Brunet did not receive judgement, in spite of the Japanese request.
He was quickly rehabilitated by the time of the Franco-Prussian War
(1870-1871), but was
taken prisoner by the Germans at the Siege
. After the war, he played a key role as a member of the
Versailles Army in the suppression of the Paris insurrection of
In May 1881 and again in March 1885, Jules Brunet received medals
from the Meiji Emperor
, which were
given to him at the Japanese Embassy in Paris. It seems his former
ally Enomoto Takeaki
, then Minister
of the Imperial Japanese
, played a key role in this late recognition.
Jules Brunet rose to the position of General and Chief of Staff of
the French army ("Chef d'Etat Major") under the Minister of War
senior officer at the French Military mission in Japan) thirty
years later in 1898.
Jules Brunet was partly the inspiration for the character of Nathan
Algren in the 2003 movie The Last
Drawing and paintings by Jules Brunet
Jules Brunet was a talented painter who left numerous depictions of
his travels in Mexico and
Japan.Image:ChogeiJapaneseSailors1867.JPG|Japanese sailors on the

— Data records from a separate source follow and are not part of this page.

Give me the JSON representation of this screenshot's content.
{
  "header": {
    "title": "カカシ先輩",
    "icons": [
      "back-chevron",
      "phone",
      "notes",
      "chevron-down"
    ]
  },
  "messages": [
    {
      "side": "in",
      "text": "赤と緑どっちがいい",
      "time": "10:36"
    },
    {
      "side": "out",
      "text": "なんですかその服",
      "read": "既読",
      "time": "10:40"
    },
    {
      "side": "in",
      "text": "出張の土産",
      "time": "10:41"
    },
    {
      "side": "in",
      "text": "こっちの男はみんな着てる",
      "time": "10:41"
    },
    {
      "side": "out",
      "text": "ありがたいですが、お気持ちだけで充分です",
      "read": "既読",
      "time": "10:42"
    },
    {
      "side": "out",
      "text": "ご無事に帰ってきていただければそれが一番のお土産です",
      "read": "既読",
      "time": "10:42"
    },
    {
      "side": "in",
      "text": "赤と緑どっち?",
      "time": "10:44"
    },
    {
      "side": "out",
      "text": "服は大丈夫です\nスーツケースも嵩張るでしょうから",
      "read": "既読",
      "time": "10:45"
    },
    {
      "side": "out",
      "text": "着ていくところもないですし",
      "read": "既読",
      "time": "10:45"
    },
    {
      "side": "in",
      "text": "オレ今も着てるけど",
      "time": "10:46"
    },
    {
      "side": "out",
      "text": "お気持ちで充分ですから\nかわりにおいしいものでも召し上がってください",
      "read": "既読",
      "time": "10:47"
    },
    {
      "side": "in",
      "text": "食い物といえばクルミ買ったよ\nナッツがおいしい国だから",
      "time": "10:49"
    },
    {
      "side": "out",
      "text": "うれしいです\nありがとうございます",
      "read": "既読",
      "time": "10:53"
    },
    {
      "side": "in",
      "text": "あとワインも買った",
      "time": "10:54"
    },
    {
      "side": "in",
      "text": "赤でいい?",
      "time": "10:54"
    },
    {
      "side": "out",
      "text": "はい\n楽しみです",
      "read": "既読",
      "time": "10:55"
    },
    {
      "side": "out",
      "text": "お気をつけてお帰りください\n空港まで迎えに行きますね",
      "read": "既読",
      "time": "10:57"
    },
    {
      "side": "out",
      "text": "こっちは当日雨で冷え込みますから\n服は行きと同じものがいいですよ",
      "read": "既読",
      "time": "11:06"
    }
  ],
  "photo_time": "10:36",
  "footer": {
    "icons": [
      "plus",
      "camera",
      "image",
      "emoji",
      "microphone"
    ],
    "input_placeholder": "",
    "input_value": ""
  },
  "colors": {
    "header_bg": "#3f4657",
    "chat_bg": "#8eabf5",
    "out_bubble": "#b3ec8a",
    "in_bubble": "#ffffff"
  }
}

, 13 May
Infantry (Osaka, 29 April 1867).Image:BakufuTroopsIn1867.JPG|Bakufu troops
Fuji in 1867.
- å½é¤¨ã®å¹æ«ã»ç¶æ° p.9
- "Jules Brunet: this officer, member of the French military

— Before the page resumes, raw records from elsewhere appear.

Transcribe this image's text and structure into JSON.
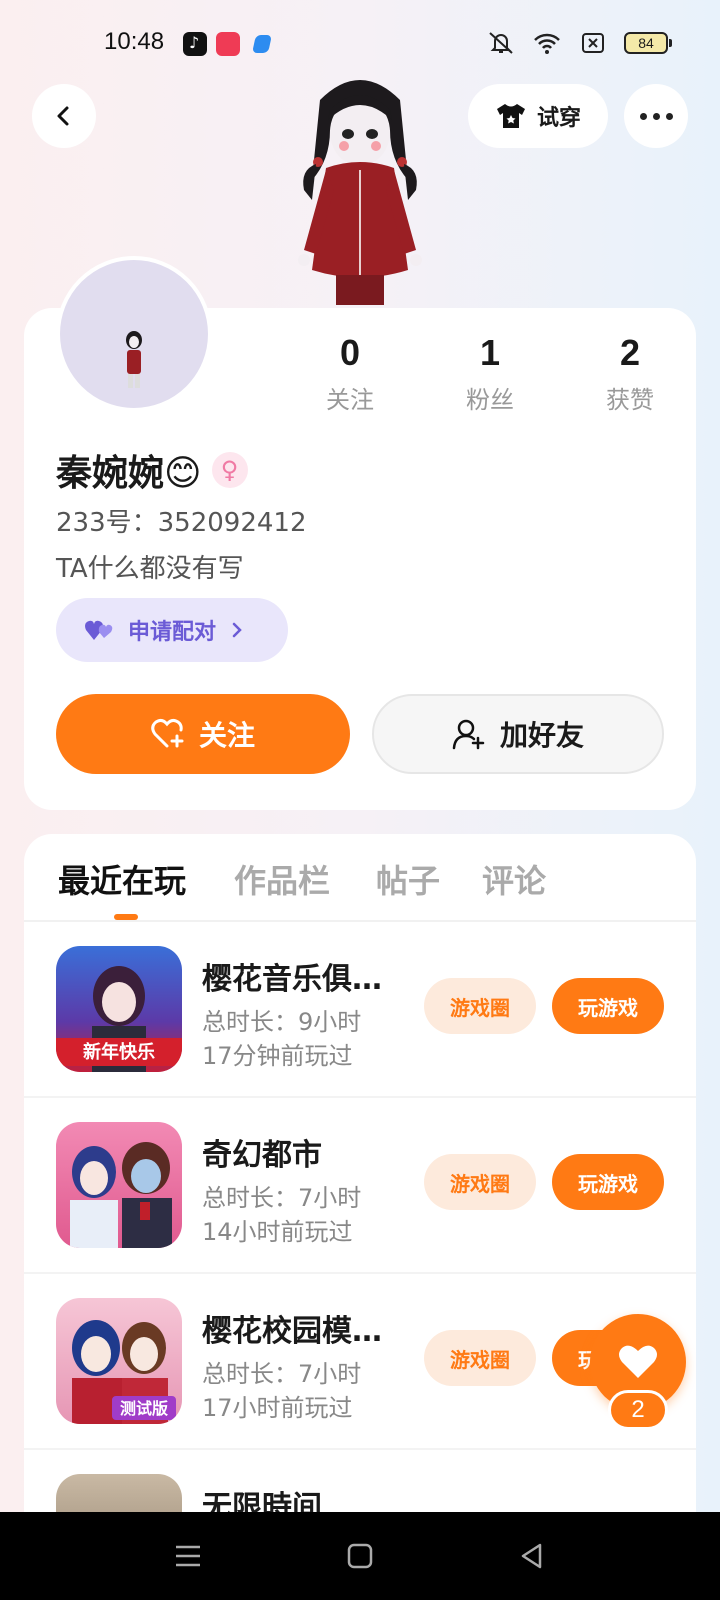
{
  "status_bar": {
    "time": "10:48",
    "battery": "84",
    "icons": [
      "tiktok-icon",
      "app-icon-red",
      "app-icon-blue",
      "mute-icon",
      "wifi-icon",
      "sim-icon",
      "battery-icon"
    ]
  },
  "header": {
    "try_on_label": "试穿"
  },
  "profile": {
    "stats": [
      {
        "value": "0",
        "label": "关注"
      },
      {
        "value": "1",
        "label": "粉丝"
      },
      {
        "value": "2",
        "label": "获赞"
      }
    ],
    "name": "秦婉婉😊",
    "gender_symbol": "♀",
    "uid": "233号：352092412",
    "bio": "TA什么都没有写",
    "pair_label": "申请配对",
    "follow_label": "关注",
    "add_friend_label": "加好友"
  },
  "tabs": [
    "最近在玩",
    "作品栏",
    "帖子",
    "评论"
  ],
  "games": [
    {
      "name": "樱花音乐俱…",
      "duration": "总时长：9小时",
      "last_played": "17分钟前玩过",
      "circle_label": "游戏圈",
      "play_label": "玩游戏"
    },
    {
      "name": "奇幻都市",
      "duration": "总时长：7小时",
      "last_played": "14小时前玩过",
      "circle_label": "游戏圈",
      "play_label": "玩游戏"
    },
    {
      "name": "樱花校园模…",
      "duration": "总时长：7小时",
      "last_played": "17小时前玩过",
      "circle_label": "游戏圈",
      "play_label": "玩游戏"
    },
    {
      "name": "无限時间",
      "duration": "",
      "last_played": "",
      "circle_label": "",
      "play_label": ""
    }
  ],
  "float_like": {
    "count": "2"
  },
  "colors": {
    "accent": "#ff7a14",
    "pair": "#6b5bd6",
    "pair_bg": "#e9e6fb"
  }
}
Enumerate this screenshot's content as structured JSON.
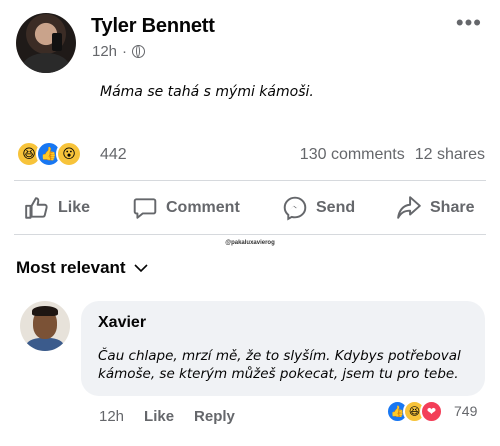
{
  "post": {
    "author": "Tyler Bennett",
    "time": "12h",
    "separator": "·",
    "text": "Máma se tahá s mými kámoši.",
    "reaction_count": "442",
    "comments_count": "130 comments",
    "shares_count": "12 shares",
    "more_label": "•••"
  },
  "actions": {
    "like": "Like",
    "comment": "Comment",
    "send": "Send",
    "share": "Share"
  },
  "watermark": "@pakaluxavierog",
  "sort": {
    "label": "Most relevant"
  },
  "comment": {
    "author": "Xavier",
    "text": "Čau chlape, mrzí mě, že to slyším. Kdybys potřeboval kámoše, se kterým můžeš pokecat, jsem tu pro tebe.",
    "time": "12h",
    "like": "Like",
    "reply": "Reply",
    "reaction_count": "749"
  },
  "icons": {
    "post_reactions": [
      "haha",
      "like",
      "wow"
    ],
    "comment_reactions": [
      "like",
      "haha",
      "love"
    ]
  },
  "colors": {
    "accent": "#1877f2",
    "muted": "#65676b",
    "bubble": "#f0f2f5"
  }
}
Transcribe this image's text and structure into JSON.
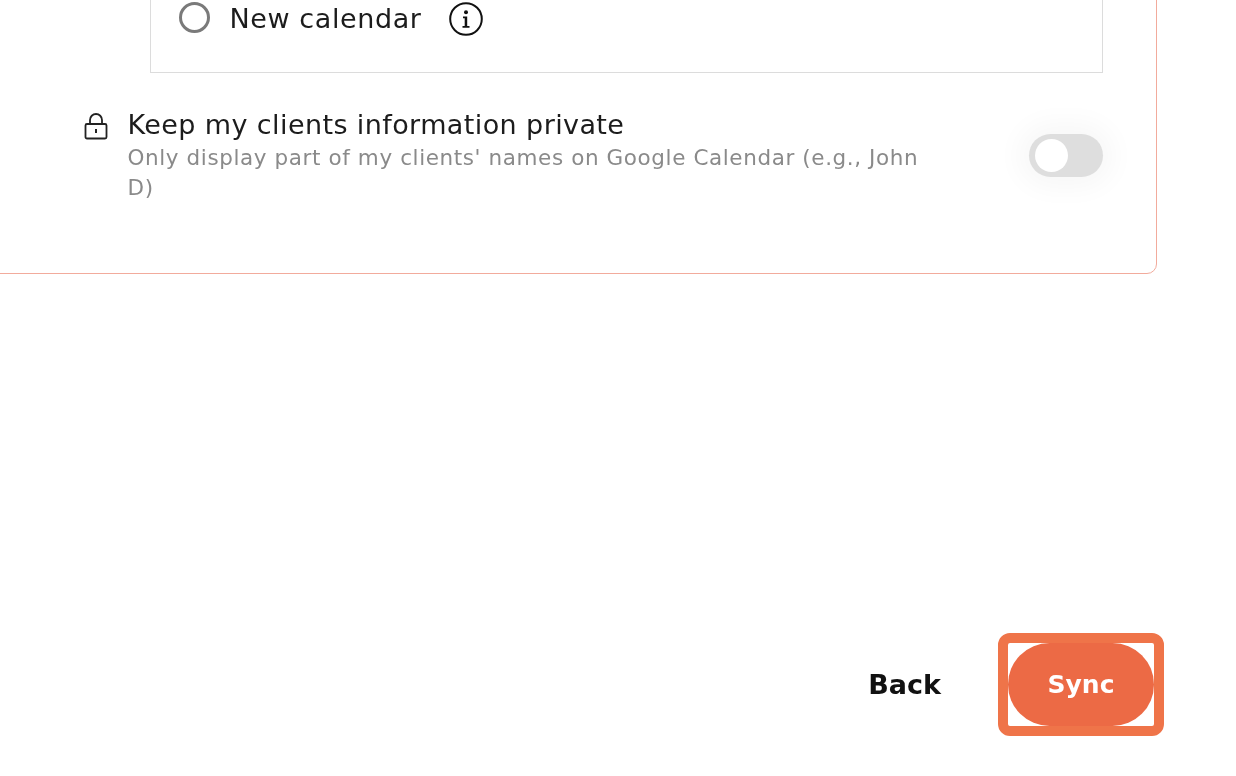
{
  "calendar_options": [
    {
      "label": "New calendar",
      "selected": false
    }
  ],
  "privacy": {
    "title": "Keep my clients information private",
    "description": "Only display part of my clients' names on Google Calendar (e.g., John D)",
    "on": false
  },
  "buttons": [
    {
      "label": "Back",
      "kind": "text",
      "highlighted": false
    },
    {
      "label": "Sync",
      "kind": "primary",
      "highlighted": true
    }
  ]
}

mission, sent to Japan as an artillery instructor, joined, after
the defeat of the Shogun,
the rebellion against Imperial troops, serving as an inspiration

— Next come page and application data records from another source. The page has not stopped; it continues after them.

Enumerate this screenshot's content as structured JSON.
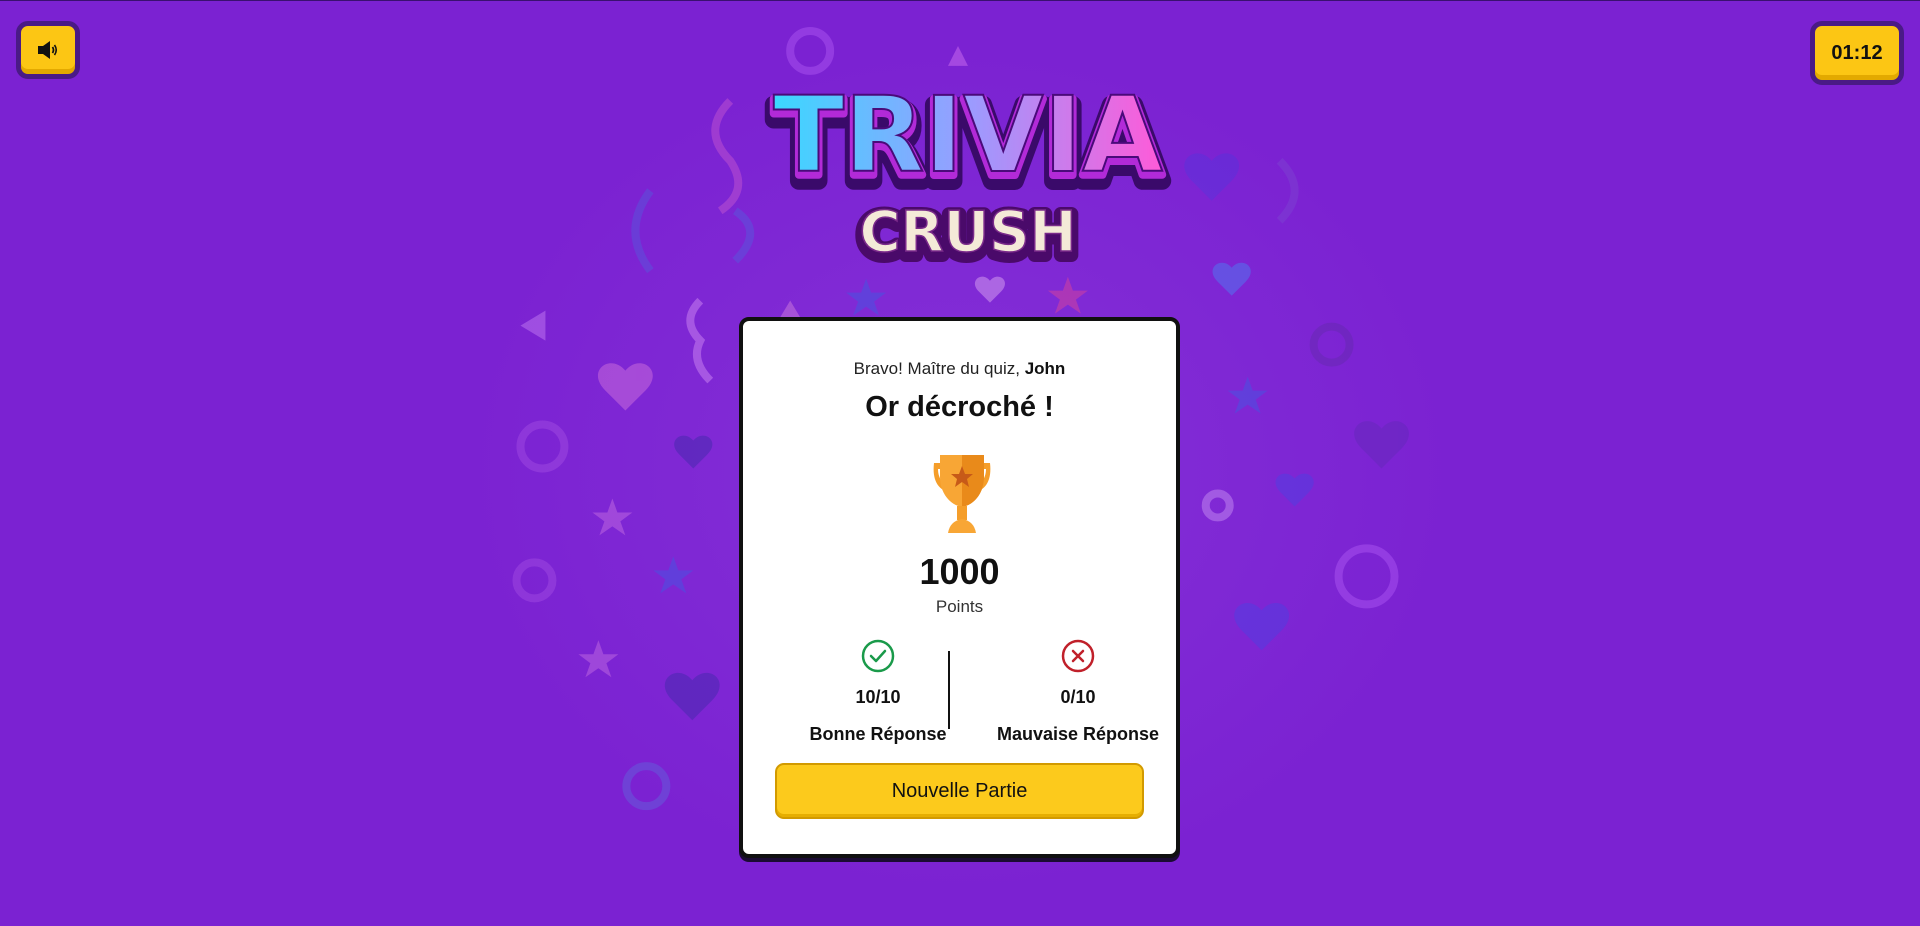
{
  "controls": {
    "sound_icon": "speaker-icon",
    "timer": "01:12"
  },
  "logo": {
    "line1": "TRIVIA",
    "line2": "CRUSH"
  },
  "result": {
    "greeting_prefix": "Bravo! Maître du quiz, ",
    "player_name": "John",
    "headline": "Or décroché !",
    "trophy_icon": "trophy-icon",
    "score": "1000",
    "score_label": "Points",
    "correct": {
      "icon": "check-circle-icon",
      "value": "10/10",
      "label": "Bonne Réponse",
      "color": "#1a9a4a"
    },
    "wrong": {
      "icon": "x-circle-icon",
      "value": "0/10",
      "label": "Mauvaise Réponse",
      "color": "#c0202a"
    },
    "new_game_label": "Nouvelle Partie"
  },
  "colors": {
    "background": "#7b22d2",
    "button": "#fcc614"
  }
}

for the hero of the Last Samurai." Monthly Letter of the
French Chamber of Commerce in Japan, p.9 "Diner des sempais en
compagnie de M.Christian Polak. Monthly Letter of the French Chamber of Commerce in
Japan, p.9 "Diner des sempais en compagnie de M.Christian
- Le dernier samouraÃ¯ Ã©tait un capitaine franÃ§ais ("The
Last Samurai was a French captain"), Samedi, 6 mars 2004, p. G8, Le
Soleil. Quoting Christian Polak about The Last Samurai
- Polak, Christian. (1988).
å½é¤¨ã®å¹æ«ã»ç¶æ° "End of the Bakufu and Restoration in Hakodate." ISBN
4-12-001699-4 (in Japanese).
- __________. (2001). Soie et lumiÃ¨res: L'Ã¢ge d'or des
Ã©changes franco-japonais (des origines aux annÃ©es 1950).
Tokyo: Chambre de Commerce et d'Industrie FranÃ§aise du
Japon, Hachette Fujin GahÅsha
- __________. (2002). çµ¹ã¨å
: ç¥ããããæ¥ä»äº¤æµ100å¹´ã®æ´å² (æ±æ¶æä»£-1950å¹´ä»£)
Kinu to hikariÅ: shirarezaru Nichi-Futsu kÅryÅ« 100-nen no
rekishi (Edo jidai-1950-nendai). Tokyo: Ashetto Fujin GahÅsha,
2002. 10-ISBN 4-573-06210-6; 13-ISBN 978-4-573-06210-8; OCLC